Get out there and get healthy today for YOU!


E. Peterman said...

This is a great post, Heather. I haven't read the book, but I couldn't agree more about the danger of implying that weight and popularity are intertwined. Yeah, we do live in a society that is extremely hard on overweight people (I should know), especially girls. But even in high school, I knew several people who were heavy AND popular. Focusing on health is definitely the way to go.

Amaris said...

Heather, this subject has been on my mind a lot lately, because my niece (age 9) is working very hard to lose weight. She is dangerously obese and needs to lose the weight, but I've been trying to emphasize to her that she needs to do this to be healthy, not to be accepted by her peers. That losing weight will not make her a better Brianna - she's already wonderful - but a healthier Brianna who's able to run, play, and have lots of energy to do fun stuff. It's hard though, because honestly, if you're too big, nobody wants to play with you at recess - and she naturally sees losing weight as a way to get approval. :(

Anonymous said...

It’s a nice post! Thanks a lot for sharing your ideas with us! I hope to read your future post as they help me a lot through the knowledge and ideas that you impart to us readers! More power to your site.

Chest Chiseling Workout

Anonymous said...

It’s a nice post! Thanks a lot for sharing your ideas with us! I hope to read your future post as they help me a lot through the knowledge and ideas that you impart to us readers! More power to your site.

Chest Chiseling Workout

David said...

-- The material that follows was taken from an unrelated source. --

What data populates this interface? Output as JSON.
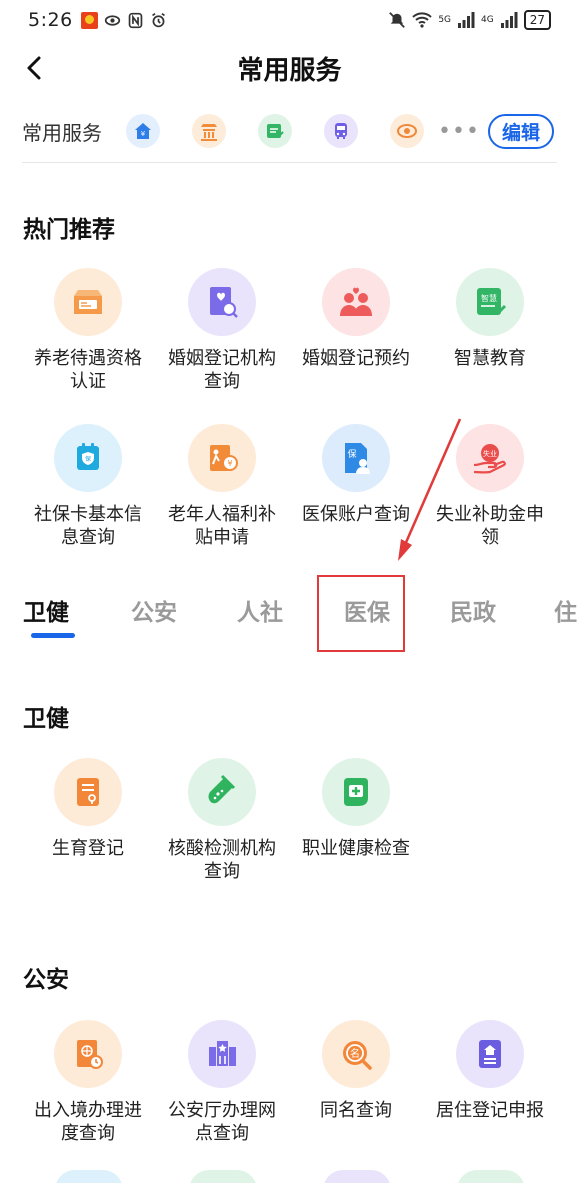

Heather --- very good points. And right now, working with our middle school girl's volleyball team, I'm fighting the exact opposite. I have so many girls who have decided that the best way to 'look great' is to not eat at all! We have daily conversations about the importance of providing the correct fuel to your body, especially when you're playing a high energy sport like volleyball. Weight is such a problem with so many of our young people and it's time we start addressing it!

Healthy Heather said...

Thanks y'all. I know the reality a lot of time is that kids find greater peer acceptance when they are thinner, and that's frustrating. I wish that we could put the focus on the longer-lasting benefits of health. One blog at a time! :)

steena said...

Wow, I totally forgot about the book Blubber! I did read that when I was a kid!
That's too bad Maggie goes on a Diet turned out to be a dud. I agree with you that it's sending the wrong message. I used to think stupid things like that, "If I was skinny people would like me". That's bad. Especially bad when a child gets that message.

Healthy Heather said...

I'm going to be actively seeking out programs and resources that send the RIGHT message about weight loss. We do have an obesity problem with kids, so pretending like it's okay to be overweight is not the solution. It's not okay. But,the reasons to lose weight don't have to make you feel worse about yourself! Imagine the power that kids could have if they experienced the value of good health early in life!

Anonymous said...

Very interesting post! Thanks a lot for sharing your ideas with us!

angeles pampanga hotel